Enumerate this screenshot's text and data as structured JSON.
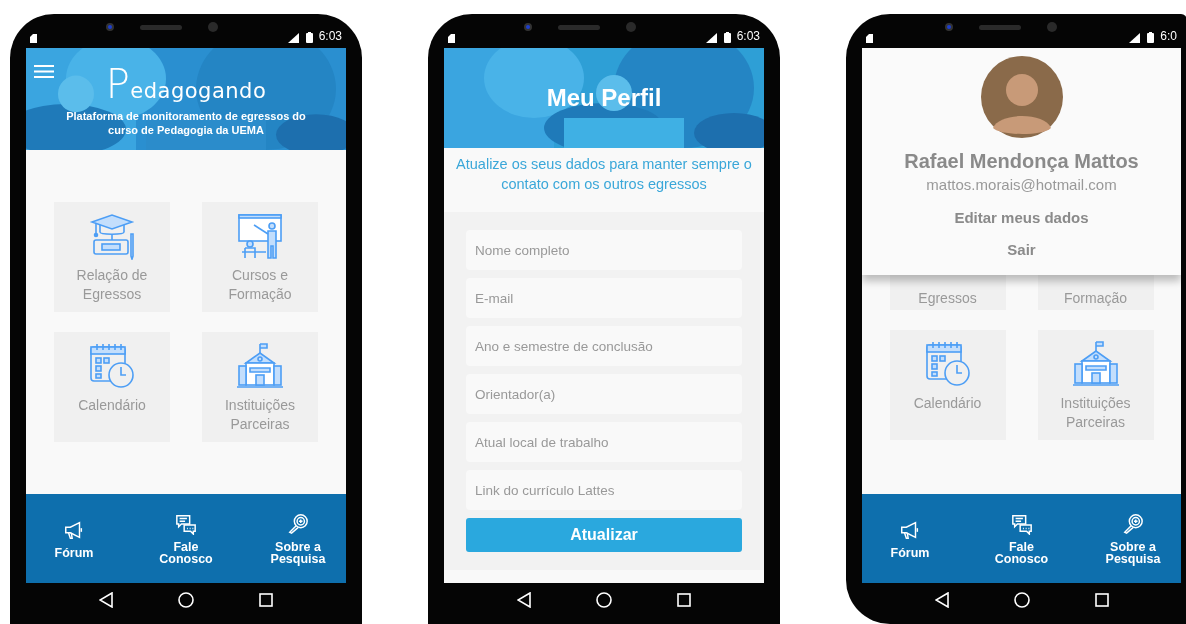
{
  "phones": [
    {
      "kind": "home",
      "status_bar": {
        "time": "6:03"
      },
      "header": {
        "logo": "Pedagogando",
        "subtitle": "Plataforma de monitoramento de egressos do curso de Pedagogia da UEMA"
      },
      "tiles": [
        {
          "label": "Relação de Egressos",
          "kind": "graduation"
        },
        {
          "label": "Cursos e Formação",
          "kind": "teacher"
        },
        {
          "label": "Calendário",
          "kind": "calendar"
        },
        {
          "label": "Instituições Parceiras",
          "kind": "school"
        }
      ],
      "nav": [
        {
          "label": "Fórum",
          "kind": "megaphone"
        },
        {
          "label": "Fale Conosco",
          "kind": "chat"
        },
        {
          "label": "Sobre a Pesquisa",
          "kind": "search"
        }
      ]
    },
    {
      "kind": "profile",
      "status_bar": {
        "time": "6:03"
      },
      "header": {
        "title": "Meu Perfil"
      },
      "intro": "Atualize os seus dados para manter sempre o contato com os outros egressos",
      "fields": [
        {
          "placeholder": "Nome completo"
        },
        {
          "placeholder": "E-mail"
        },
        {
          "placeholder": "Ano e semestre de conclusão"
        },
        {
          "placeholder": "Orientador(a)"
        },
        {
          "placeholder": "Atual local de trabalho"
        },
        {
          "placeholder": "Link do currículo Lattes"
        }
      ],
      "button": "Atualizar"
    },
    {
      "kind": "drawer",
      "status_bar": {
        "time": "6:0"
      },
      "drawer": {
        "name": "Rafael Mendonça Mattos",
        "email": "mattos.morais@hotmail.com",
        "links": [
          "Editar meus dados",
          "Sair"
        ]
      },
      "tiles": [
        {
          "label": "Egressos",
          "kind": "partial"
        },
        {
          "label": "Formação",
          "kind": "partial"
        },
        {
          "label": "Calendário",
          "kind": "calendar"
        },
        {
          "label": "Instituições Parceiras",
          "kind": "school"
        }
      ],
      "nav": [
        {
          "label": "Fórum",
          "kind": "megaphone"
        },
        {
          "label": "Fale Conosco",
          "kind": "chat"
        },
        {
          "label": "Sobre a Pesquisa",
          "kind": "search"
        }
      ]
    }
  ]
}
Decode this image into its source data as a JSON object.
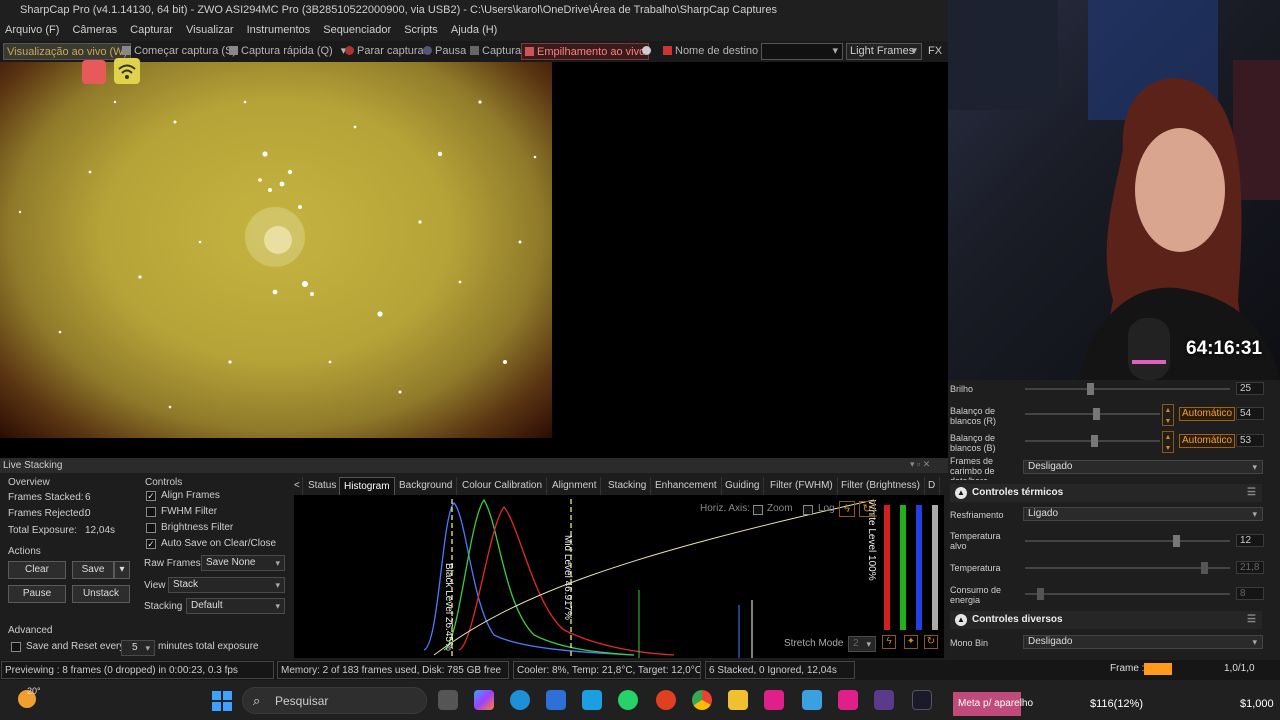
{
  "window": {
    "title": "SharpCap Pro (v4.1.14130, 64 bit) - ZWO ASI294MC Pro (3B28510522000900, via USB2) - C:\\Users\\karol\\OneDrive\\Área de Trabalho\\SharpCap Captures"
  },
  "menu": [
    "Arquivo (F)",
    "Câmeras",
    "Capturar",
    "Visualizar",
    "Instrumentos",
    "Sequenciador",
    "Scripts",
    "Ajuda (H)"
  ],
  "toolbar": {
    "live": "Visualização ao vivo (W)",
    "start_capture": "Começar captura (S)",
    "quick_capture": "Captura rápida (Q)",
    "stop_capture": "Parar captura",
    "pause": "Pausa",
    "capture": "Captura",
    "live_stacking": "Empilhamento ao vivo",
    "target_name": "Nome de destino",
    "frame_type": "Light Frames",
    "fx": "FX"
  },
  "live_stacking": {
    "title": "Live Stacking",
    "controls_title": "Controls",
    "overview_title": "Overview",
    "frames_stacked_label": "Frames Stacked:",
    "frames_stacked": "6",
    "frames_rejected_label": "Frames Rejected:",
    "frames_rejected": "0",
    "total_exposure_label": "Total Exposure:",
    "total_exposure": "12,04s",
    "actions_title": "Actions",
    "clear": "Clear",
    "save": "Save",
    "pause": "Pause",
    "unstack": "Unstack",
    "align_frames": "Align Frames",
    "fwhm_filter": "FWHM Filter",
    "brightness_filter": "Brightness Filter",
    "auto_save": "Auto Save on Clear/Close",
    "raw_frames_label": "Raw Frames",
    "raw_frames_value": "Save None",
    "view_label": "View",
    "view_value": "Stack",
    "stacking_label": "Stacking",
    "stacking_value": "Default",
    "advanced_title": "Advanced",
    "save_reset_label": "Save and Reset every",
    "save_reset_value": "5",
    "save_reset_suffix": "minutes total exposure",
    "tabs": [
      "Status",
      "Histogram",
      "Background",
      "Colour Calibration",
      "Alignment",
      "Stacking",
      "Enhancement",
      "Guiding",
      "Filter (FWHM)",
      "Filter (Brightness)",
      "D"
    ],
    "histogram": {
      "horiz_axis": "Horiz. Axis:",
      "zoom": "Zoom",
      "log": "Log",
      "black_level": "Black Level 26.45%",
      "mid_level": "Mid Level 46.917%",
      "white_level": "White Level 100%",
      "stretch_mode": "Stretch Mode",
      "stretch_value": "2"
    }
  },
  "status": {
    "preview": "Previewing : 8 frames (0 dropped) in 0:00:23, 0.3 fps",
    "memory": "Memory: 2 of 183 frames used, Disk: 785 GB free",
    "cooler": "Cooler: 8%, Temp: 21,8°C, Target: 12,0°C",
    "stacked": "6 Stacked, 0 Ignored, 12,04s"
  },
  "stream": {
    "timer": "64:16:31"
  },
  "controls": {
    "brilho_label": "Brilho",
    "brilho": "25",
    "wb_r_label": "Balanço de blancos (R)",
    "wb_r": "54",
    "wb_b_label": "Balanço de blancos (B)",
    "wb_b": "53",
    "auto": "Automático",
    "carimbo_label": "Frames de carimbo de data/hora",
    "carimbo": "Desligado",
    "thermal_title": "Controles térmicos",
    "resfriamento_label": "Resfriamento",
    "resfriamento": "Ligado",
    "temp_alvo_label": "Temperatura alvo",
    "temp_alvo": "12",
    "temperatura_label": "Temperatura",
    "temperatura": "21,8",
    "consumo_label": "Consumo de energia",
    "consumo": "8",
    "misc_title": "Controles diversos",
    "mono_bin_label": "Mono Bin",
    "mono_bin": "Desligado",
    "frame_label": "Frame :",
    "frame_value": "1,0/1,0"
  },
  "taskbar": {
    "weather": "20°",
    "search": "Pesquisar",
    "meta": "Meta p/ aparelho",
    "money": "$116(12%)",
    "goal": "$1,000"
  }
}
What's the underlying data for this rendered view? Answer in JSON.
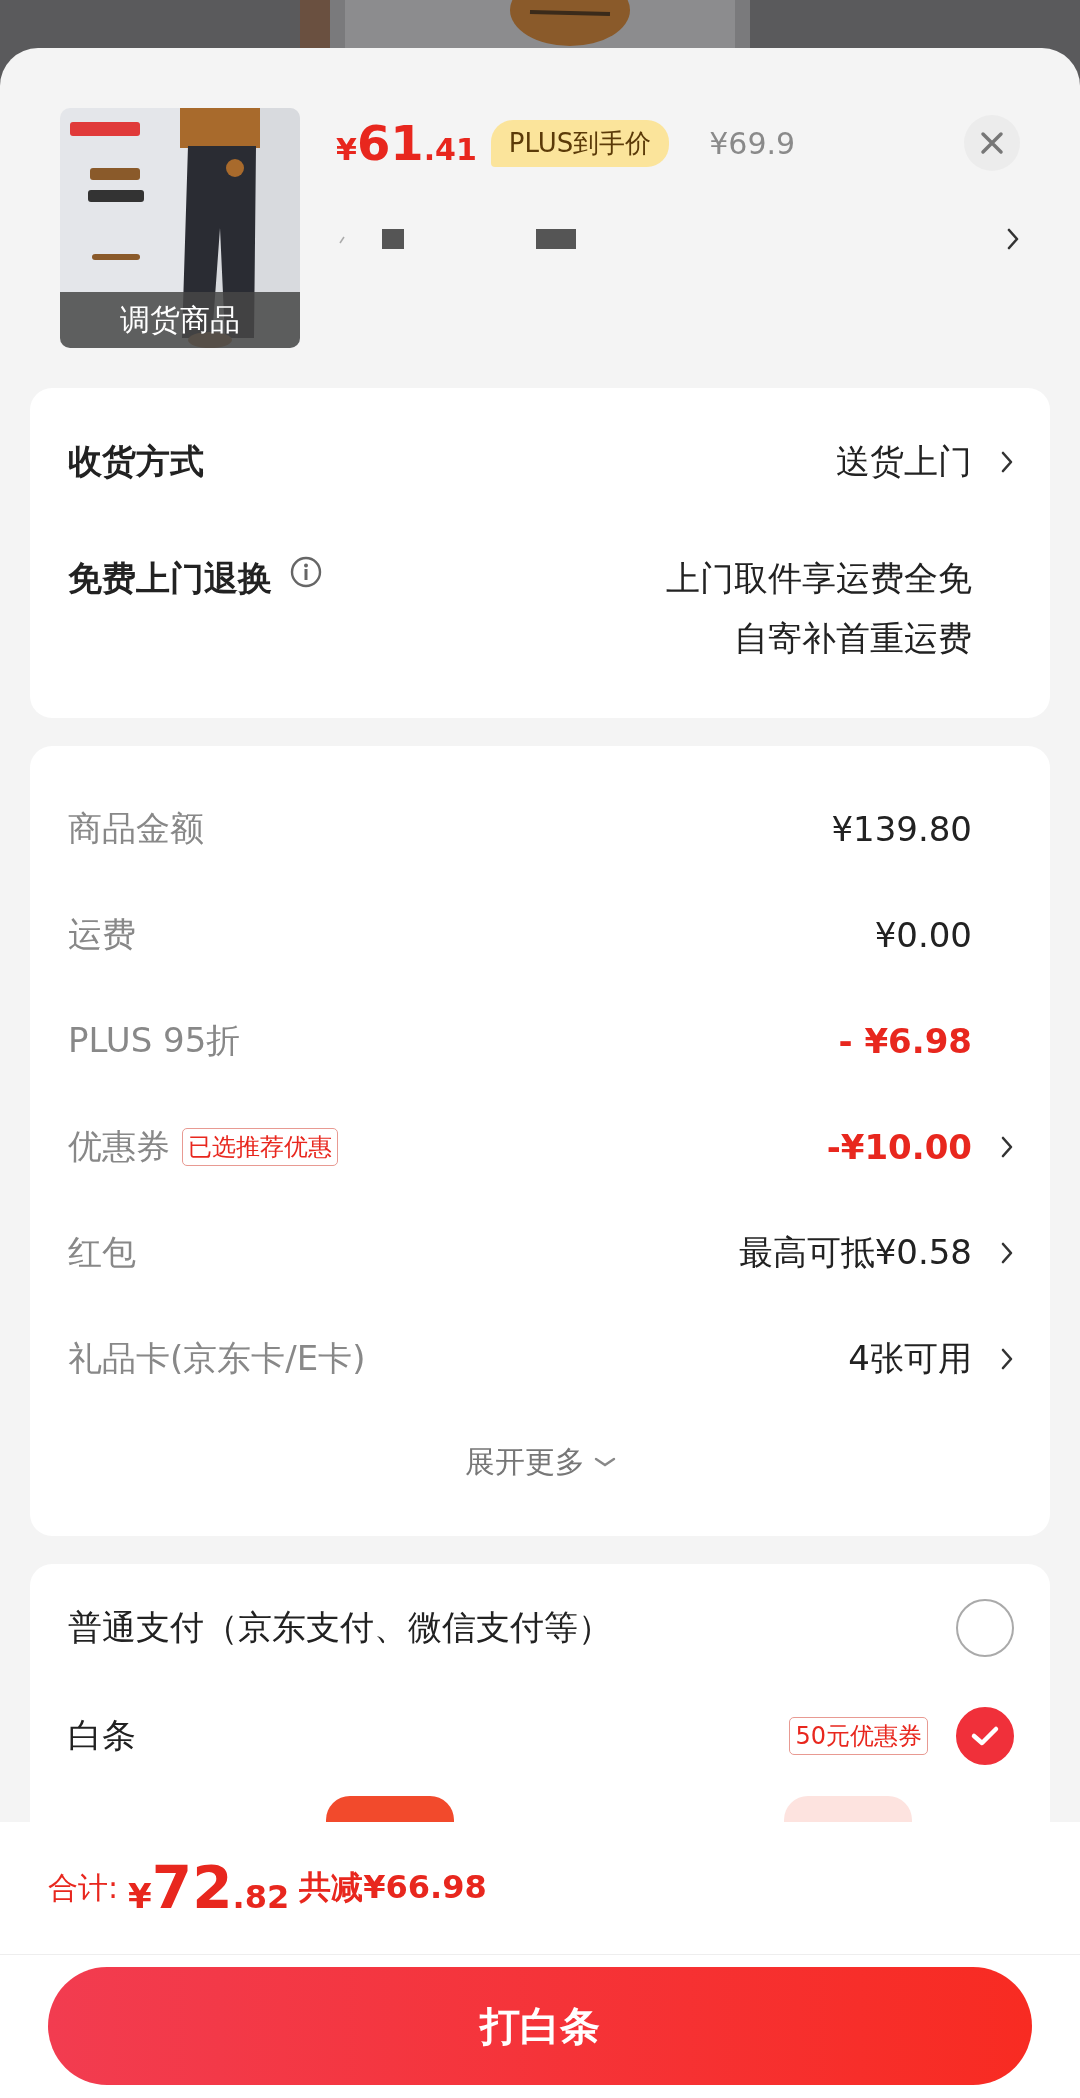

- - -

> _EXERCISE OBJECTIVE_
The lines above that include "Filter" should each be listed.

> _SOLUTION FOR THIS EXERCISE_
    "fwhm_filter": "FWHM Filter",
    "brightness_filter": "Brightness Filter",
      "Filter (FWHM)",
      "Filter (Brightness)",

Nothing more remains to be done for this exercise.